      • To prevent athlete’s foot, wear shower shoes or bathing shoes when you use public showers or pools. Otherwise, keep feet dry.
      • Keep feet clean. Wear clean socks every day.
      • Do not treat athlete’s foot without first seeing your doctor.

    Moisture between your toes

    • Dry between your toes well. Moisture between the toes provides a good place for bacteria and fungi to grow, causing infection.

    Sore or ulcer

    • Do not try to treat a sore or ulcer at home. Call your doctor immediately. If you check your feet regularly, you usually will see a problem before it becomes an ulcer.

    Ingrown toenail

    • Do not treat an ingrown toenail at home. Call your doctor for an appointment.

    Checking the feet on a daily basis can help patients detect problems early. However, if someone has already noticed a wound that isn’t healing, it may be time to explore treatment options such as those offered at Forrest General’s Wound Healing Center.


    Many people who get foot ulcers don't have feeling in their feet, so they don't feel pain. The first thing you may notice is redness or swelling on your foot, or a stain on your sock from the sore’s drainage.

    Treatment and Healing

    If you have a diabetic foot ulcer, your provider at the Wound Healing Center will prescribe an individualized treatment plan to help the ulcer heal as quickly as possible.

    One of the first things we do is focused testing to properly identify the cause of the wound. Based on the results of these tests and the clinical evaluation, a treatment plan will be prescribed. The treatment plan may include:

    • Routine cleaning of the wound bed
    • Application of appropriate medication and dressings to the wound bed
    • Application of appropriate devices to improve blood flow to the wound bed
    • Application of appropriate off-loading devices to reduce pressure on the wound area
    • The use of Hyperbaric Oxygen Therapy, in some situations

    We provide assistance with monitoring and controlling blood glucose levels.

    When the wound is healed, we will assist you with obtaining special shoes to aid in removing pressure from the feet so as to avoid the reoccurrence of another wound. We will also provide assistance with monitoring and controlling blood glucose levels.

    One of our main goals is to prevent additional wounds from forming. To prevent this, we will provide education to you and your family members to aid you in avoiding the occurrence of wounds in the future.

    Contact Wound Healing Center

    To schedule an appointment or learn more about our services, call 601-288-3890. Referrals are not required. 

    Call Now

    Related Locations

    Share your experience and write a review!
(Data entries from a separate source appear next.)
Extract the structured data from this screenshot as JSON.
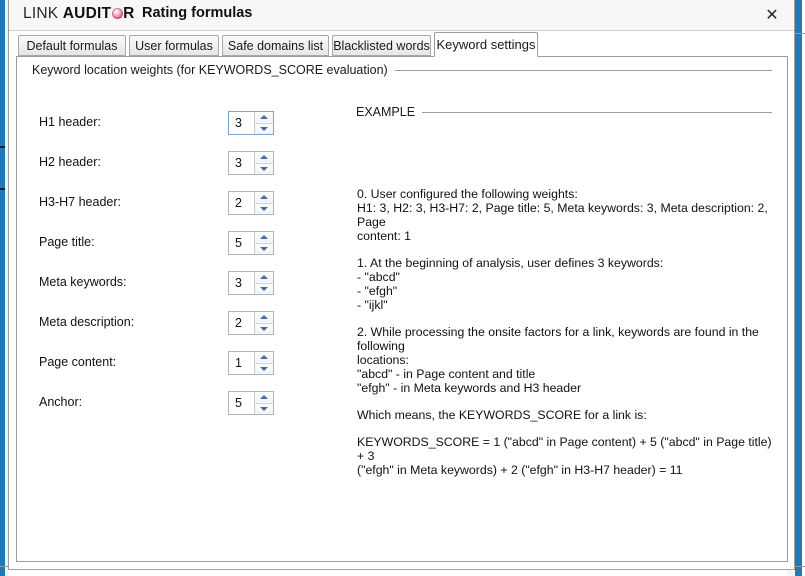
{
  "window": {
    "brand_link": "LINK",
    "brand_aud": "AUDIT",
    "brand_o_icon": "circle-logo-icon",
    "brand_r": "R",
    "dialog_title": "Rating formulas",
    "close_label": "✕",
    "accent_color": "#2079b8"
  },
  "tabs": [
    {
      "label": "Default formulas",
      "active": false
    },
    {
      "label": "User formulas",
      "active": false
    },
    {
      "label": "Safe domains list",
      "active": false
    },
    {
      "label": "Blacklisted words",
      "active": false
    },
    {
      "label": "Keyword settings",
      "active": true
    }
  ],
  "weights_group": {
    "legend": "Keyword location weights (for KEYWORDS_SCORE evaluation)",
    "rows": [
      {
        "label": "H1 header:",
        "value": "3",
        "focused": true
      },
      {
        "label": "H2 header:",
        "value": "3",
        "focused": false
      },
      {
        "label": "H3-H7 header:",
        "value": "2",
        "focused": false
      },
      {
        "label": "Page title:",
        "value": "5",
        "focused": false
      },
      {
        "label": "Meta keywords:",
        "value": "3",
        "focused": false
      },
      {
        "label": "Meta description:",
        "value": "2",
        "focused": false
      },
      {
        "label": "Page content:",
        "value": "1",
        "focused": false
      },
      {
        "label": "Anchor:",
        "value": "5",
        "focused": false
      }
    ]
  },
  "example_group": {
    "legend": "EXAMPLE",
    "paragraphs": [
      {
        "lines": [
          "0. User configured the following weights:",
          "H1: 3, H2: 3, H3-H7: 2, Page title: 5, Meta keywords: 3, Meta description: 2, Page",
          "content: 1"
        ]
      },
      {
        "lines": [
          "1. At the beginning of analysis, user defines 3 keywords:",
          "- \"abcd\"",
          "- \"efgh\"",
          "- \"ijkl\""
        ]
      },
      {
        "lines": [
          "2. While processing the onsite factors for a link, keywords are found in the following",
          "locations:",
          "\"abcd\" - in Page content and title",
          "\"efgh\" - in Meta keywords and H3 header"
        ]
      },
      {
        "lines": [
          "Which means, the KEYWORDS_SCORE for a link is:"
        ]
      },
      {
        "lines": [
          "KEYWORDS_SCORE = 1 (\"abcd\" in Page content) + 5 (\"abcd\" in Page title) + 3",
          "(\"efgh\" in Meta keywords) + 2 (\"efgh\" in H3-H7 header) = 11"
        ]
      }
    ]
  }
}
    Employment Policy: It is the policy of Forrest Health to recruit and select candidates for employment without regard to race, color, sex (including sexual orientation and gender identity),
    religion, national origin, age, disability or other status protected by applicable federal or state statutes.

    A Board of Trustees appointed by the Forrest County Board of Supervisors is charged with the oversight of Forrest Health. The system is completely self supporting and does not operate on local taxes.
    Forrest Health facilities are approved by the U.S. Department of Health and Human Services for participation in Medicare and Medicaid Programs.